The bill doesn’t return the highway to the old, clogged status quo of one HOV-2 lane.  Instead, the unwidened stretch north of NE 160th St would be HOV-3. The recently expanded segment between Bothell and Bellevue would change to one lane of HOV-3 and one of HOV-2.

The current configuration is HOV-3 during peak hours and HOV-2 at other times, plus anyone willing to pay the toll.

Continue reading “New Bill Would End I-405 Tolling”

Metro boosting Water Taxi service during viaduct closure

Credit: Bruce Engelhardt

Add another workaround to the list of fixes for the Period of Maximum Constraint Seattle Squeeze Carpocalypse: King County is increasing the number of Water Taxi ferry sailings between West Seattle and Downtown.

The Water Taxi is adding an additional vessel starting on January 14, which will allow the following service improvements between then and March 27:

  • Ferries will run the 10 minute route with 20 minute headways, instead of the present 35 minutes
  • The number of peak sailings will double from six to twelve
  • New, hourly off-peak, midday sailings will run between 11:25 AM and 3 PM

King County’s release also mentions “additional parking available on Harbor Ave SW, SW Bronson Way, and Pier 2 with free shuttle connector,” and “no charge for bikes onboard, additional bike parking available at Seacrest Park.”

Metro will set up additional last mile service to get passengers on board the new boat. As Bruce wrote on Tuesday, Metro is rolling out app-dispatched Ride2 shuttle service to the West Seattle dock, along with additional bus service on Routes 773 and 775 from the Junction and Admiral District/Alki, respectively.

The Water Taxi will undoubtedly be a more reliable, and likely faster, mode than the bus. As Metro head of service development Bill Bryant told STB in October, travel times for the Sodo segment of West Seattle buses is likely to increase by 50 to 100 percent.

Find maps for 773 and 775 buses and Ride2 here, plus timetables for the buses.

Learn more about Metro’s revised bus service plan for the Viaduct closure here.

We’ll create a more comprehensive post rounding up all updated Downtown transit service on the eve of the Carpocalypse.

News Roundup: Indefensible

Sounder and Fog

This is an open thread.

Downtown Seattle Transit Tunnel to go rail-only on March 23; CID single tracking coming in 2020

Credit: Atomic Taco

At the Sound Transit Board’s executive committee today, ST CEO Peter Rogoff said that Sound Transit will be the sole operator in the Downtown Seattle Transit Tunnel (DSTT) starting March 23, 2019, as King County Metro vacates the tunnel. 

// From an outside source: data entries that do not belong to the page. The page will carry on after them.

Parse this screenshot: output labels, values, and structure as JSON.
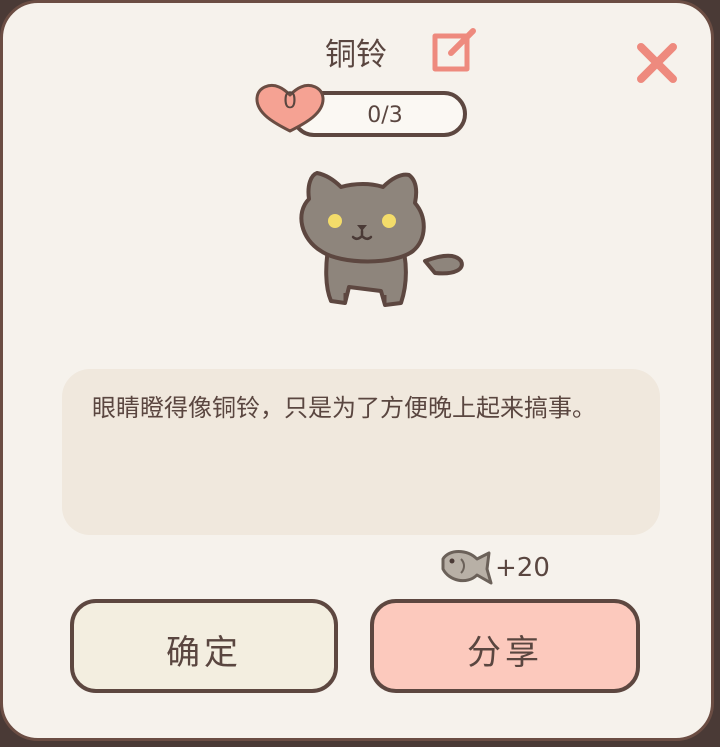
{
  "dialog": {
    "title": "铜铃",
    "heart_count": "0",
    "progress_text": "0/3",
    "progress_value": 0,
    "progress_max": 3,
    "description": "眼睛瞪得像铜铃，只是为了方便晚上起来搞事。",
    "reward_text": "+20",
    "confirm_label": "确定",
    "share_label": "分享"
  },
  "icons": {
    "edit": "edit-icon",
    "close": "close-icon",
    "heart": "heart-icon",
    "fish": "fish-icon",
    "cat": "cat-illustration"
  },
  "colors": {
    "background": "#f6f2ec",
    "border": "#6b4d43",
    "accent": "#ee8a7e",
    "share_button": "#fcc9bd",
    "confirm_button": "#f3eee0",
    "text_box": "#f0e8dd",
    "cat_body": "#8e857c",
    "cat_eyes": "#f3dc6a"
  }
}
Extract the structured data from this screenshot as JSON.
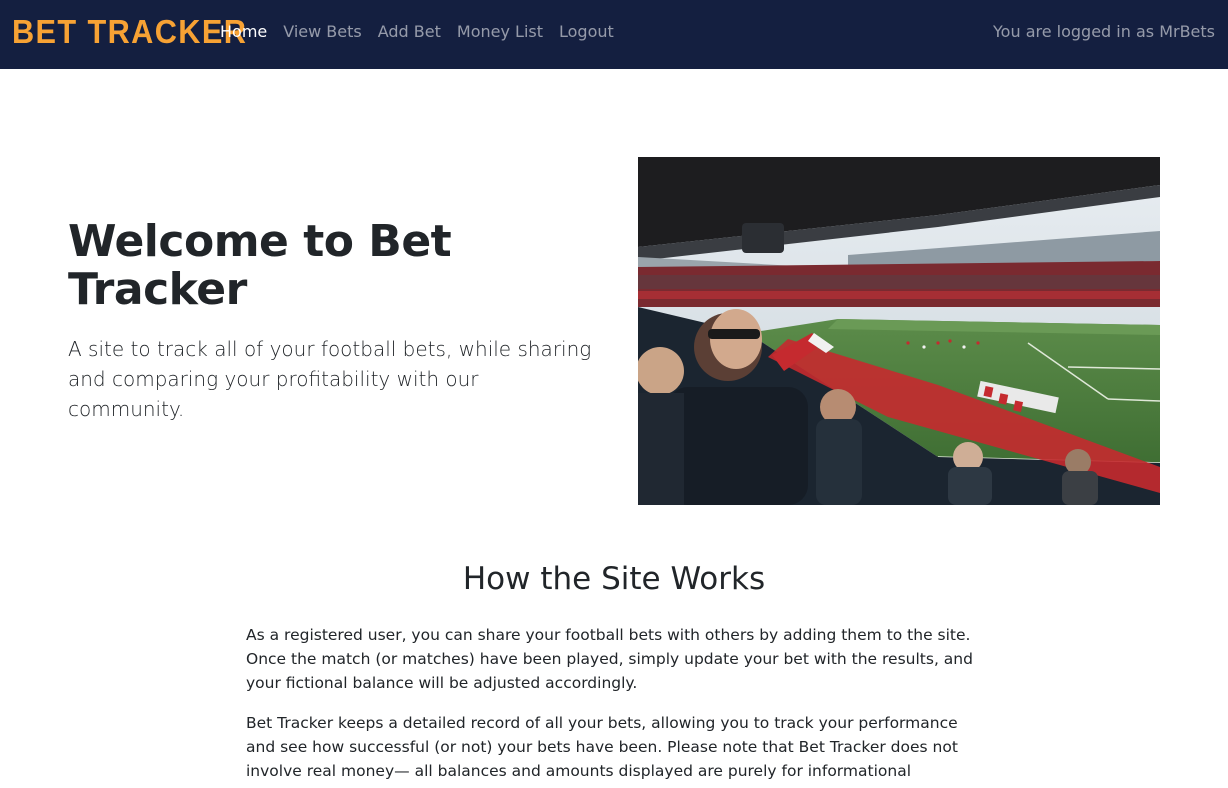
{
  "brand": "BET TRACKER",
  "nav": {
    "items": [
      {
        "label": "Home",
        "active": true
      },
      {
        "label": "View Bets",
        "active": false
      },
      {
        "label": "Add Bet",
        "active": false
      },
      {
        "label": "Money List",
        "active": false
      },
      {
        "label": "Logout",
        "active": false
      }
    ],
    "status": "You are logged in as MrBets"
  },
  "hero": {
    "title": "Welcome to Bet Tracker",
    "subtitle": "A site to track all of your football bets, while sharing and comparing your profitability with our community.",
    "image_subject": "football stadium crowd with fans holding red and white scarves"
  },
  "how_it_works": {
    "title": "How the Site Works",
    "paragraphs": [
      "As a registered user, you can share your football bets with others by adding them to the site. Once the match (or matches) have been played, simply update your bet with the results, and your fictional balance will be adjusted accordingly.",
      "Bet Tracker keeps a detailed record of all your bets, allowing you to track your performance and see how successful (or not) your bets have been. Please note that Bet Tracker does not involve real money— all balances and amounts displayed are purely for informational"
    ]
  },
  "colors": {
    "navbar_bg": "#141f40",
    "brand": "#f7a234",
    "nav_active": "#ffffff",
    "nav_inactive": "rgba(255,255,255,0.55)",
    "text": "#212529"
  }
}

Rogoff also announced that ST will run trains in both directions on a single track for a yet to be determined part of 2020, as part of East Link construction.

ST spokesperson Geoff Patrick said that six minute peak headways will remain the same after ST takes over the tunnel, but the trains will “actually be able to meet them.”

At present, bus-related impediments, like onboarding and payment, prevent ST from meeting ideal reliability standards in the tunnel. After the changeover, trains will be able to operate at higher speeds between stations, with less time spent idling between stations or lingering at the platform.

Patrick said that “there’s no way to finish construction” without the single-tracking, which will be located just south of the Chinatown/International District station. Switches will be installed in the tunnel guideway, to connect East Link’s ramp—which previously carried Eastside-bound buses into the DSTT—to the existing rail network.

ST will have to increase headways and reduce train speeds to complete the connection. 

Patrick said that ST staff are still planning the construction work, and will announce firmer plans in January.